WASHINGTON – NASA announced on November 18 that it had added five companies to a contract to build its commercial cargo on the moon surface, a group ranging from small initiatives to Blue Origin and SpaceX.
NASA said five companies – Blue Origin, Ceres Robotics, Sierra Nevada Corporation (SNC), SpaceX and Tyvak Nano-Satellite Systems – were selected to join nine companies with commercial Lunar Payload Services (CLPS) contracts. All 14 companies are now entitled to bid for future duty orders to deliver cargo to the lunar surface.
This “ramp yönelik for CLPS has been specifically designed to attract companies capable of transporting heavy loads to the surface of the moon. This is a rover officer NASA plans to fly in 2022 to search for evidence of water ice at the south pole of the moon, including NASA's Flying Researcher Polar Discovery Explorer (VIPER) mission.

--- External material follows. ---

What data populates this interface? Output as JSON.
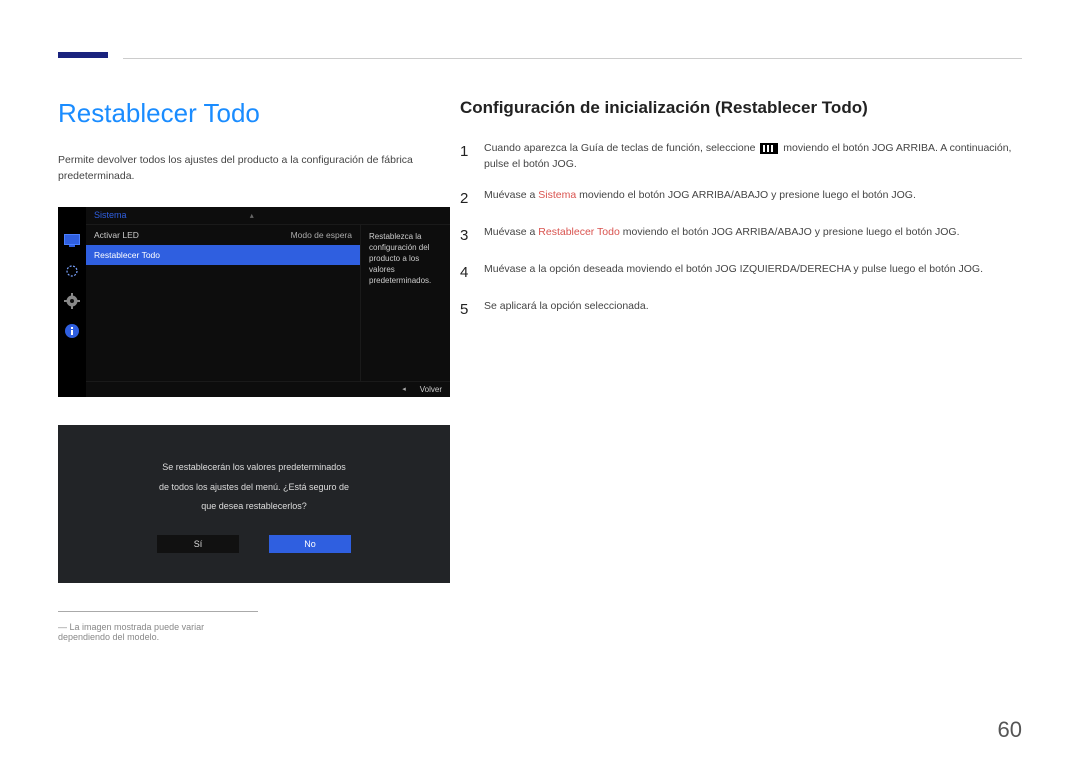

“We actually wanted to do this a little later, but we found that we needed to speed it up,’ said Steve Clarke, deputy director for research at NASA's scientific committee. He said that large lands can provide the tools needed by astronauts before landing missions, as well as providing science burdens.
The biggest landowner to date for new entrants comes from SpaceX, which offers the Starship reusable launch vehicle. Gwynne Shotwell, president and general manager of SpaceX, said Starhip could deliver up to 100 metric tons of cargo to the lunar surface and return an unspecified amount back to Earth.
Uz We think this is a really clean program. Referring to NASA's Commercial Orbital Transport Services efforts, which financed the development of NASA's SpaceX commercial cargo capacity, Shotwell reminds us a little of the COTS program.
Shotwell said Starship moon landing missions could begin in 2022. He said that such missions could only be cargo, but he could then serve as a “nice stepping stone ere to the assigned missions. The crew did not give a date for their missions, but said that SpaceX would "fly" the Starship before doing any missions with the people on board.
Blue Origin will present NASA the Blue Moon landowner in May, which they can carry a few tons of cargo to the moon surface. Var There's a lot of load capacity, the power to spend the moon's night, a very large, open cargo deck, Brent said Brent Sherwood, vice president of advanced development programs at Blue Origin. He then refused, saying when the landlord would be ready for CLPS tasks and would depend on the characteristics of each CLPS assignment scheme.
NASA added smaller landowners to the CLPS agreement. Imiz Our company is in a perfect position to bid for smaller loads going to the Moon just because we've built our own satellite systems, John said John Roth, vice president of business development at SNC. Roth said the company could take on larger loads using technologies developed for the Dream Chaser tool, but it didn't explain how big the company could bear. SNC said it could start lunar lander missions in 2022.
Michael Sims, CEO of Ceres Robotics, said his company's CLPS award was a sign of small companies as it played a role in NASA's wider plans. “Space research, and especially multilingual people, requires the entire ecosystem of companies,” he said. “The little player is agility and creativity that contributes to the mix,” he said. He said his company's territory should be ready for missions starting in 2023.
Tyvak Nano-Satellite Systems is known as a small manufacturer. Marco Villa, chief operating officer of the company, said Tyvak will use this experience on the moon's territory. Iz We'll start with something smaller, ”he said. Imiz Our flexibility and our ability to upgrade will lead to more complex tasks in the near future, ”he said. He refused to say when his company's territory would be ready.
Five companies selected from eight people bidding on this ramp joined NASA's nine CLPS companies a year ago: Astrobotic, Deep Space Systems, Draper, Firefly Aviation, Intuitive Machines, Lockheed Martin, Masten Space Systems, Moon Express and OrbitBeyond . In May, NASA ordered Astrobotic, Intuitive Machines, and OrbitBeyond on field missions for months, but OrbitBeyond canceled the mission two months later and voiced internal issues.
Clarke said that NASA has developed a new task order company that CLPS companies will offer, which should be released “after a while for the VIPER rover”. The agency is working on a call to propose that science tools fly to these missions each year to deliver two “burdens ine to the lunar surface.